Outcome’s ripple effects stoke presidential campaigns
Washington — Britain’s stunning vote to bolt from the European Union sent political tremors across the Atlantic Friday, fueling Donald Trump’s confidence that frustrated U.S. voters will back similarly sweeping change and rattling Democrats banking on Americans choosing a more conventional leader in Hillary Clinton.
The British referendum was no exact mirror of the U.S. political landscape. The American electorate is far more diverse and Trump is deeply unpopular with minority voters, a serious weakness dogging his Republican candidacy. The referendum also centered on a single issue, while the presidential election can be as much a decision about personality and temperament as candidates’ policies.
Yet the parallels between the forces that drove the British vote and those at the core of Trump’s campaign are striking. Among them: a belief that globalization is hurting the working class, and increased immigration is changing the country’s character. In both nations, there is strong resentment of political elites who often appear to have little connection to the voters they’re supposed to represent.
“I think there are great similarities between what happened here and my campaign,” Trump said from Scotland, at the opening of one of his golf courses. “People want to see borders. They don’t necessarily want people pouring into their country that they don’t know who they are and where they come from.”
Stock markets plummeted after the outcome, Prime Minister David Cameron announced his resignation and the British pound fell to its lowest level in 31 years on concerns that severing ties will undermine London’s position as a global financial center.
In the U.S., Clinton cast the economic uncertainty as a reason America needs “calm, steady, experienced leadership” in the Oval Office — a knock on her often unpredictable and politically inexperienced Republican rival. Clinton aides also highlighted Trump’s assertion Friday that a weaker pound would make his Scottish golf course more attractive to visitors.
Some Democrats, openly anxious, warned the party should not underestimate the willingness of angry U.S. voters to take a more uncertain path in November and side with Trump.

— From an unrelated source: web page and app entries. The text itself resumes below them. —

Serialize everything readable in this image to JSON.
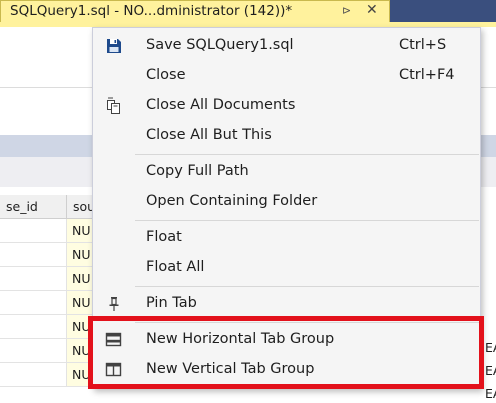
{
  "editor": {
    "tab_title": "SQLQuery1.sql - NO...dministrator (142))*",
    "tab_pin_glyph": "⊳",
    "tab_close_glyph": "✕"
  },
  "results_grid": {
    "columns": [
      "se_id",
      "sou"
    ],
    "rows": [
      [
        "",
        "NU"
      ],
      [
        "",
        "NU"
      ],
      [
        "",
        "NU"
      ],
      [
        "",
        "NU"
      ],
      [
        "",
        "NU"
      ],
      [
        "",
        "NU"
      ],
      [
        "",
        "NUU"
      ]
    ],
    "right_column_fragments": [
      "EA",
      "EA",
      "EA"
    ]
  },
  "context_menu": {
    "items": [
      {
        "label": "Save SQLQuery1.sql",
        "shortcut": "Ctrl+S",
        "icon": "save-icon"
      },
      {
        "label": "Close",
        "shortcut": "Ctrl+F4",
        "icon": ""
      },
      {
        "label": "Close All Documents",
        "shortcut": "",
        "icon": "close-all-documents-icon"
      },
      {
        "label": "Close All But This",
        "shortcut": "",
        "icon": ""
      },
      {
        "label": "Copy Full Path",
        "shortcut": "",
        "icon": ""
      },
      {
        "label": "Open Containing Folder",
        "shortcut": "",
        "icon": ""
      },
      {
        "label": "Float",
        "shortcut": "",
        "icon": ""
      },
      {
        "label": "Float All",
        "shortcut": "",
        "icon": ""
      },
      {
        "label": "Pin Tab",
        "shortcut": "",
        "icon": "pin-icon"
      },
      {
        "label": "New Horizontal Tab Group",
        "shortcut": "",
        "icon": "horizontal-tab-group-icon"
      },
      {
        "label": "New Vertical Tab Group",
        "shortcut": "",
        "icon": "vertical-tab-group-icon"
      }
    ]
  },
  "colors": {
    "active_tab": "#fff29d",
    "tab_strip": "#3a4f7e",
    "menu_background": "#f5f5f5",
    "highlight": "#e3111b",
    "null_cell": "#fffde1"
  }
}
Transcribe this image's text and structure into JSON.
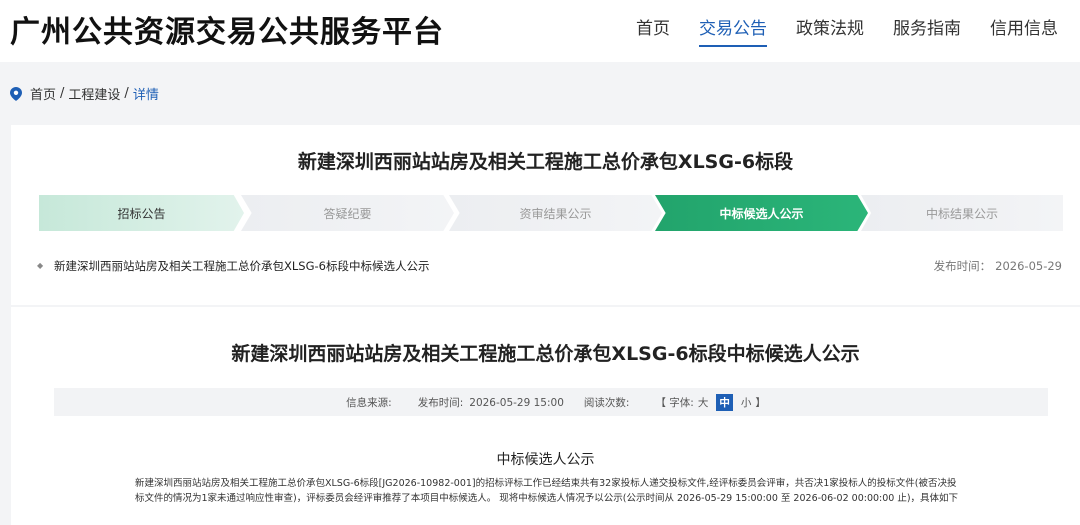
{
  "header": {
    "site_title": "广州公共资源交易公共服务平台",
    "nav": [
      {
        "label": "首页",
        "active": false
      },
      {
        "label": "交易公告",
        "active": true
      },
      {
        "label": "政策法规",
        "active": false
      },
      {
        "label": "服务指南",
        "active": false
      },
      {
        "label": "信用信息",
        "active": false
      }
    ]
  },
  "breadcrumb": {
    "items": [
      "首页",
      "工程建设",
      "详情"
    ],
    "separator": "/"
  },
  "project": {
    "title": "新建深圳西丽站站房及相关工程施工总价承包XLSG-6标段"
  },
  "steps": [
    {
      "label": "招标公告",
      "state": "done"
    },
    {
      "label": "答疑纪要",
      "state": "pending"
    },
    {
      "label": "资审结果公示",
      "state": "pending"
    },
    {
      "label": "中标候选人公示",
      "state": "current"
    },
    {
      "label": "中标结果公示",
      "state": "pending"
    }
  ],
  "notice": {
    "link_text": "新建深圳西丽站站房及相关工程施工总价承包XLSG-6标段中标候选人公示",
    "date_label": "发布时间：",
    "date_value": "2026-05-29"
  },
  "article": {
    "title": "新建深圳西丽站站房及相关工程施工总价承包XLSG-6标段中标候选人公示",
    "meta": {
      "source_label": "信息来源:",
      "source_value": "",
      "publish_label": "发布时间:",
      "publish_value": "2026-05-29 15:00",
      "views_label": "阅读次数:",
      "views_value": "",
      "font_open": "【 字体:",
      "font_large": "大",
      "font_medium": "中",
      "font_small": "小",
      "font_close": "】"
    },
    "section_title": "中标候选人公示",
    "body": "新建深圳西丽站站房及相关工程施工总价承包XLSG-6标段[JG2026-10982-001]的招标评标工作已经结束共有32家投标人递交投标文件,经评标委员会评审，共否决1家投标人的投标文件(被否决投标文件的情况为1家未通过响应性审查)，评标委员会经评审推荐了本项目中标候选人。 现将中标候选人情况予以公示(公示时间从 2026-05-29 15:00:00 至 2026-06-02 00:00:00 止)，具体如下"
  },
  "colors": {
    "accent": "#1e5fb5",
    "step_current": "#2bb579",
    "step_done": "#c6e8d9"
  }
}
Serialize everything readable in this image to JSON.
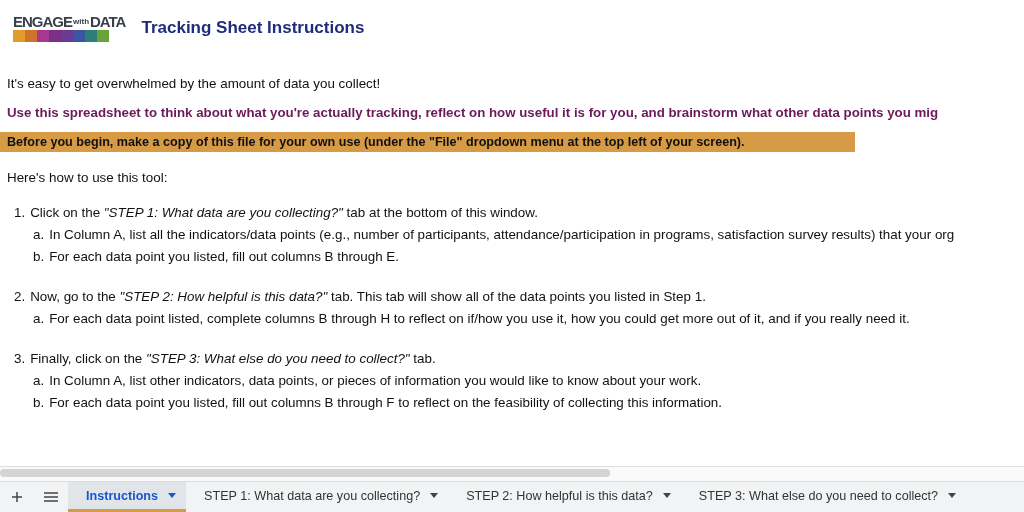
{
  "logo": {
    "words": [
      "ENGAGE",
      "with",
      "DATA"
    ]
  },
  "title": "Tracking Sheet Instructions",
  "intro": "It's easy to get overwhelmed by the amount of data you collect!",
  "purpose": "Use this spreadsheet to think about what you're actually tracking, reflect on how useful it is for you, and brainstorm what other data points you mig",
  "notice": "Before you begin, make a copy of this file for your own use (under the \"File\" dropdown menu at the top left of your screen).",
  "howto": "Here's how to use this tool:",
  "steps": [
    {
      "number": "1.",
      "text": "Click on the *\"STEP 1: What data are you collecting?\"* tab at the bottom of this window.",
      "substeps": [
        {
          "letter": "a.",
          "text": "In Column A, list all the indicators/data points (e.g., number of participants, attendance/participation in programs, satisfaction survey results) that your org"
        },
        {
          "letter": "b.",
          "text": "For each data point you listed, fill out columns B through E."
        }
      ]
    },
    {
      "number": "2.",
      "text": "Now, go to the *\"STEP 2: How helpful is this data?\"* tab. This tab will show all of the data points you listed in Step 1.",
      "substeps": [
        {
          "letter": "a.",
          "text": "For each data point listed, complete columns B through H to reflect on if/how you use it, how you could get more out of it, and if you really need it."
        }
      ]
    },
    {
      "number": "3.",
      "text": "Finally, click on the *\"STEP 3: What else do you need to collect?\"* tab.",
      "substeps": [
        {
          "letter": "a.",
          "text": "In Column A, list other indicators, data points, or pieces of information you would like to know about your work."
        },
        {
          "letter": "b.",
          "text": "For each data point you listed, fill out columns B through F to reflect on the feasibility of collecting this information."
        }
      ]
    }
  ],
  "sheet_tabs": [
    {
      "label": "Instructions",
      "selected": true
    },
    {
      "label": "STEP 1: What data are you collecting?",
      "selected": false
    },
    {
      "label": "STEP 2: How helpful is this data?",
      "selected": false
    },
    {
      "label": "STEP 3: What else do you need to collect?",
      "selected": false
    }
  ]
}
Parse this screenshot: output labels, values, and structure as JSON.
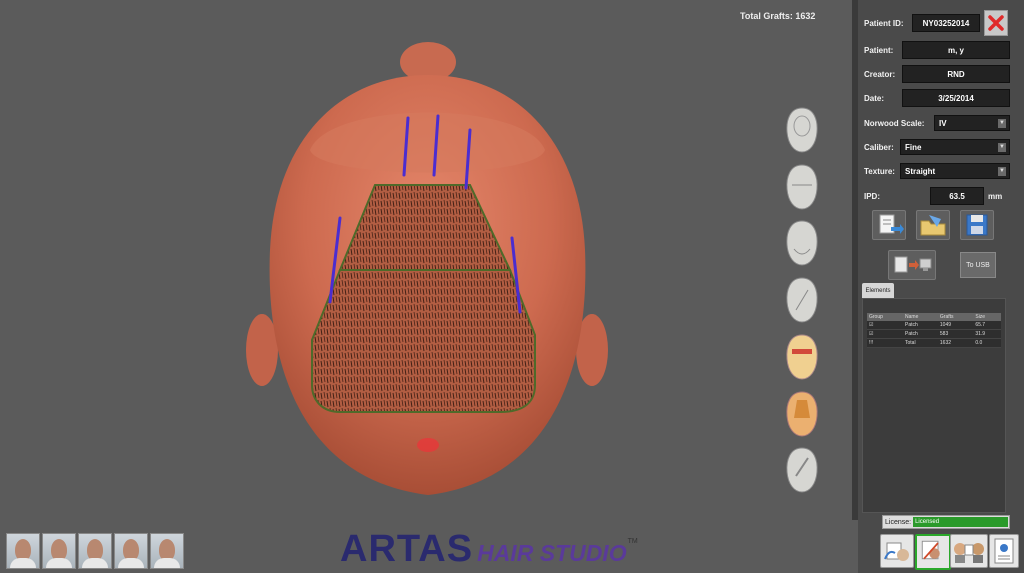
{
  "viewport": {
    "total_grafts": "Total Grafts: 1632"
  },
  "patient": {
    "id_label": "Patient ID:",
    "id_value": "NY03252014",
    "patient_label": "Patient:",
    "patient_value": "m, y",
    "creator_label": "Creator:",
    "creator_value": "RND",
    "date_label": "Date:",
    "date_value": "3/25/2014",
    "norwood_label": "Norwood Scale:",
    "norwood_value": "IV",
    "caliber_label": "Caliber:",
    "caliber_value": "Fine",
    "texture_label": "Texture:",
    "texture_value": "Straight",
    "ipd_label": "IPD:",
    "ipd_value": "63.5",
    "ipd_unit": "mm"
  },
  "tools": {
    "usb_label": "To USB"
  },
  "elements": {
    "tab_label": "Elements",
    "columns": [
      "Group",
      "Name",
      "Grafts",
      "Size"
    ],
    "rows": [
      {
        "group": "☑",
        "name": "Patch",
        "grafts": "1049",
        "size": "65.7"
      },
      {
        "group": "☑",
        "name": "Patch",
        "grafts": "583",
        "size": "31.9"
      },
      {
        "group": "!!!",
        "name": "Total",
        "grafts": "1632",
        "size": "0.0"
      }
    ]
  },
  "license": {
    "label": "License:",
    "value": "Licensed"
  },
  "logo": {
    "artas": "ARTAS",
    "hair_studio": "HAIR STUDIO",
    "tm": "TM"
  },
  "colors": {
    "accent_green": "#2a9a2a",
    "grafts_purple": "#4b2dd0",
    "zone_outline": "#4f6a2a",
    "skin": "#d06a4e"
  },
  "icons": {
    "close": "close-x-icon",
    "views": [
      "head-top-view-icon",
      "head-front-view-icon",
      "head-back-view-icon",
      "head-left-view-icon",
      "head-zones-view-icon",
      "head-density-view-icon",
      "head-right-view-icon"
    ],
    "tools": [
      "export-document-icon",
      "import-folder-icon",
      "save-disk-icon",
      "photo-transfer-icon"
    ],
    "nav": [
      "patient-photos-nav-icon",
      "plan-design-nav-icon",
      "consult-nav-icon",
      "report-nav-icon"
    ]
  }
}
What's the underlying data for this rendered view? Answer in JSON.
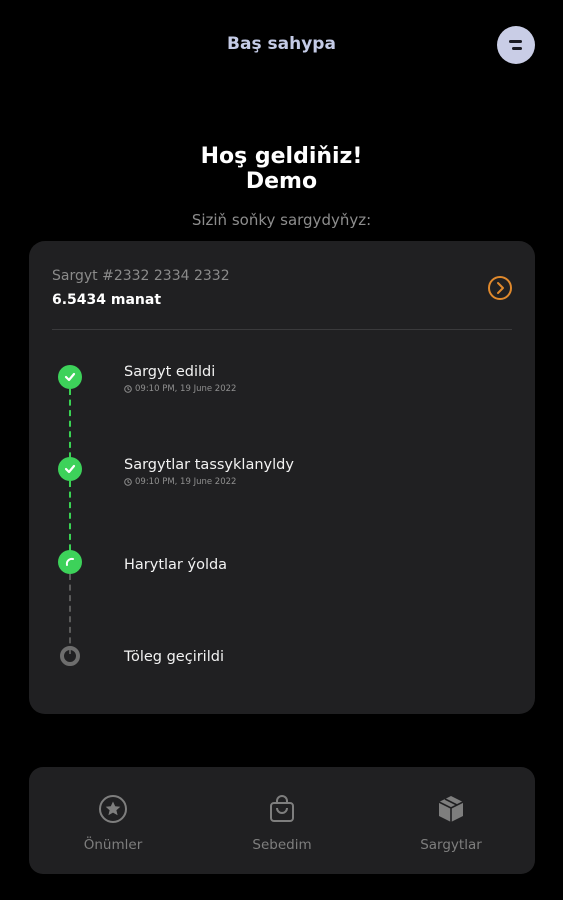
{
  "header": {
    "title": "Baş sahypa",
    "menu_icon": "menu-icon"
  },
  "welcome": {
    "line1": "Hoş geldiňiz!",
    "line2": "Demo"
  },
  "subtitle": "Siziň soňky sargydyňyz:",
  "order": {
    "number": "Sargyt #2332 2334 2332",
    "amount": "6.5434 manat",
    "open_icon": "chevron-right-circle-icon",
    "steps": [
      {
        "title": "Sargyt edildi",
        "time": "09:10 PM, 19 June 2022",
        "status": "done"
      },
      {
        "title": "Sargytlar tassyklanyldy",
        "time": "09:10 PM, 19 June 2022",
        "status": "done"
      },
      {
        "title": "Harytlar ýolda",
        "time": "",
        "status": "in-progress"
      },
      {
        "title": "Töleg geçirildi",
        "time": "",
        "status": "pending"
      }
    ]
  },
  "nav": [
    {
      "label": "Önümler",
      "icon": "star-icon"
    },
    {
      "label": "Sebedim",
      "icon": "shopping-bag-icon"
    },
    {
      "label": "Sargytlar",
      "icon": "package-icon"
    }
  ],
  "colors": {
    "accent": "#e0892c",
    "success": "#3dd25a",
    "header": "#c4cbe6",
    "card": "#202022"
  }
}
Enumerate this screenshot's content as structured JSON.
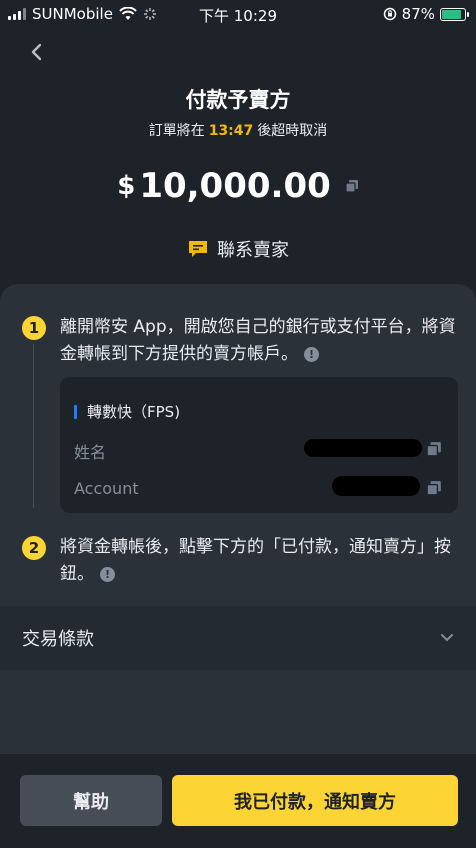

“It’s a timely big splash of cold water the face of Democrats,” said Ron Kirk, the former Democratic mayor of Dallas and U.S. trade representative for President Barack Obama.
For some Republicans, the outcome in Britain was a reminder that despite Trump’s shortcomings, he may be the candidate most attuned to voters — an intangible that campaign cash can’t buy.
“Brexit is a wakeup call for the Clinton team,” said Scott Reed, chief strategist for the U.S. Chamber of Commerce. “The status quo won’t work this cycle.”